When I saw the movie back in 2014, I thought it was pretty mediocre, but in this new context it came as something of a relief. At least it plays as straight horror, ditching the lame comedy. Generic in every sense, it does manage to do what it sets out to do with consistency and competence (apart from some continuity issues). Faint praise, perhaps, but it did offer a brief respite from the sinking feeling I got from the first two movies.
And so, somewhat braced, I moved on to House IV (Lewis Abernathy, 1991) – the packaging dubs this House IV: The Repossession, but on screen it can’t even muster the energy to add that subtitle. By this point, I felt like someone who has set off on a hike and run into bad weather; the path was turning to mud, but I just had to keep going if I wanted to make it home… In a situation like that you have two basic choices. You can bitch and complain and fight the circumstances, which wastes energy and takes more effort – or you can tell yourself that it’s actually invigorating and somehow in the end you’ll look back and consider that it was actually worth the effort. The latter is a lie you tell yourself in order to feel better, but even knowing it’s a lie maybe you do feel a bit better about getting yourself into a lousy situation.
And so, at the start of House IV, while recognizing that it was a return to the original unsatisfying form of the first two movies, I thought it was a bit of an improvement.

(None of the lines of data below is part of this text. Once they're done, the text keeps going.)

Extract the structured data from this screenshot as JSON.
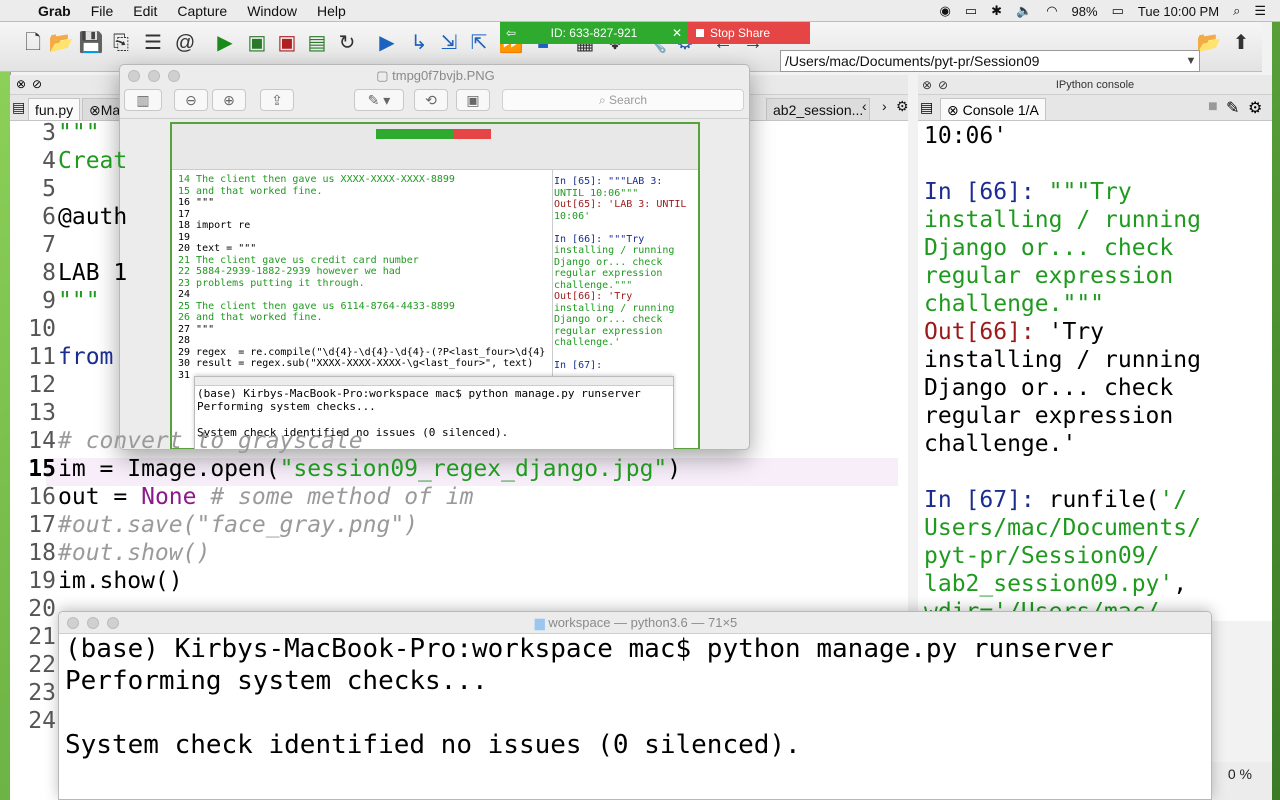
{
  "menubar": {
    "apple": "",
    "app": "Grab",
    "items": [
      "File",
      "Edit",
      "Capture",
      "Window",
      "Help"
    ],
    "battery": "98%",
    "clock": "Tue 10:00 PM"
  },
  "share": {
    "id_label": "ID: 633-827-921",
    "stop_label": "Stop Share"
  },
  "toolbar": {
    "path": "/Users/mac/Documents/pyt-pr/Session09"
  },
  "editor": {
    "tabs": [
      "fun.py",
      "Mar",
      "ab2_session..."
    ],
    "lines": [
      {
        "n": "3",
        "code": "\"\"\""
      },
      {
        "n": "4",
        "code": "Creat"
      },
      {
        "n": "5",
        "code": ""
      },
      {
        "n": "6",
        "code": "@auth"
      },
      {
        "n": "7",
        "code": ""
      },
      {
        "n": "8",
        "code": "LAB 1"
      },
      {
        "n": "9",
        "code": "\"\"\""
      },
      {
        "n": "10",
        "code": ""
      },
      {
        "n": "11",
        "code": "from "
      },
      {
        "n": "12",
        "code": ""
      },
      {
        "n": "13",
        "code": ""
      },
      {
        "n": "14",
        "code": "# convert to grayscale"
      },
      {
        "n": "15",
        "code_pre": "im = Image.open(",
        "code_str": "\"session09_regex_django.jpg\"",
        "code_post": ")"
      },
      {
        "n": "16",
        "code_pre": "out = ",
        "code_nn": "None",
        "code_cm": " # some method of im"
      },
      {
        "n": "17",
        "code": "#out.save(\"face_gray.png\")"
      },
      {
        "n": "18",
        "code": "#out.show()"
      },
      {
        "n": "19",
        "code": "im.show()"
      },
      {
        "n": "20",
        "code": ""
      },
      {
        "n": "21",
        "code": ""
      },
      {
        "n": "22",
        "code": ""
      },
      {
        "n": "23",
        "code": ""
      },
      {
        "n": "24",
        "code": ""
      }
    ]
  },
  "console": {
    "header": "IPython console",
    "tab": "Console 1/A",
    "lines": [
      {
        "t": "plain",
        "text": "10:06'"
      },
      {
        "t": "blank",
        "text": ""
      },
      {
        "t": "in",
        "prompt": "In [66]: ",
        "text": "\"\"\"Try"
      },
      {
        "t": "str",
        "text": "installing / running"
      },
      {
        "t": "str",
        "text": "Django or... check"
      },
      {
        "t": "str",
        "text": "regular expression"
      },
      {
        "t": "str",
        "text": "challenge.\"\"\""
      },
      {
        "t": "out",
        "prompt": "Out[66]: ",
        "text": "'Try"
      },
      {
        "t": "plain",
        "text": "installing / running"
      },
      {
        "t": "plain",
        "text": "Django or... check"
      },
      {
        "t": "plain",
        "text": "regular expression"
      },
      {
        "t": "plain",
        "text": "challenge.'"
      },
      {
        "t": "blank",
        "text": ""
      },
      {
        "t": "in2",
        "prompt": "In [67]: ",
        "text": "runfile(",
        "str": "'/"
      },
      {
        "t": "str",
        "text": "Users/mac/Documents/"
      },
      {
        "t": "str",
        "text": "pyt-pr/Session09/"
      },
      {
        "t": "strpost",
        "text": "lab2_session09.py'",
        "post": ","
      },
      {
        "t": "str",
        "text": "wdir='/Users/mac/"
      }
    ],
    "status": "0 %"
  },
  "preview": {
    "title": "tmpg0f7bvjb.PNG",
    "search_placeholder": "Search",
    "code_lines": [
      "14 The client then gave us XXXX-XXXX-XXXX-8899",
      "15 and that worked fine.",
      "16 \"\"\"",
      "17",
      "18 import re",
      "19",
      "20 text = \"\"\"",
      "21 The client gave us credit card number",
      "22 5884-2939-1882-2939 however we had",
      "23 problems putting it through.",
      "24",
      "25 The client then gave us 6114-8764-4433-8899",
      "26 and that worked fine.",
      "27 \"\"\"",
      "28",
      "29 regex  = re.compile(\"\\d{4}-\\d{4}-\\d{4}-(?P<last_four>\\d{4}",
      "30 result = regex.sub(\"XXXX-XXXX-XXXX-\\g<last_four>\", text)",
      "31"
    ],
    "console_lines": [
      "In [65]: \"\"\"LAB 3:",
      "UNTIL 10:06\"\"\"",
      "Out[65]: 'LAB 3: UNTIL",
      "10:06'",
      "",
      "In [66]: \"\"\"Try",
      "installing / running",
      "Django or... check",
      "regular expression",
      "challenge.\"\"\"",
      "Out[66]: 'Try",
      "installing / running",
      "Django or... check",
      "regular expression",
      "challenge.'",
      "",
      "In [67]:"
    ],
    "term_lines": [
      "(base) Kirbys-MacBook-Pro:workspace mac$ python manage.py runserver",
      "Performing system checks...",
      "",
      "System check identified no issues (0 silenced)."
    ]
  },
  "terminal": {
    "title": "workspace — python3.6 — 71×5",
    "lines": [
      "(base) Kirbys-MacBook-Pro:workspace mac$ python manage.py runserver",
      "Performing system checks...",
      "",
      "System check identified no issues (0 silenced)."
    ]
  }
}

It was darker, the attempts at humour were more connected to the characters and situation rather than tossed in for the sake of being wacky. There was some genuine trauma for the characters to deal with; there was a creepy, obnoxious bad guy to root against; there was some ancient Native energy to fuel the house (complete with a wise Indian elder to offer cryptic explanations) … there were even a couple of fairly engaging performances to encourage some emotional investment.
But then the villains become cartoonish and “comic” – with the addition of some gross-out stuff which is gross in a really gross rather than funny way – and the ancient Native powers are pretty much forgotten about, setting aside much of the supernatural horror potential. The franchise finally limps to an end, leaving you to wonder how on earth this ended up being four movies … did any of them actually take in enough money to make it worthwhile?
And yet here I am, watching them all despite a near-constant sense of irritation. I shouldn’t be blaming Sean S. Cunningham and the various writers and directors, but rather my own lack of judgment and will power. Nobody forced me to buy the damn set and certainly nobody forced me to keep watching, even after I quickly realized that the first movie was as bad as I remembered. I tell myself that I must try harder in future, resist the temptation to buy something I know I shouldn’t waste my time on no matter how good a bargain it appears to be. But it’s not easy to fight a long-time addiction and I know only too well that I will be taking more pointless hikes like this…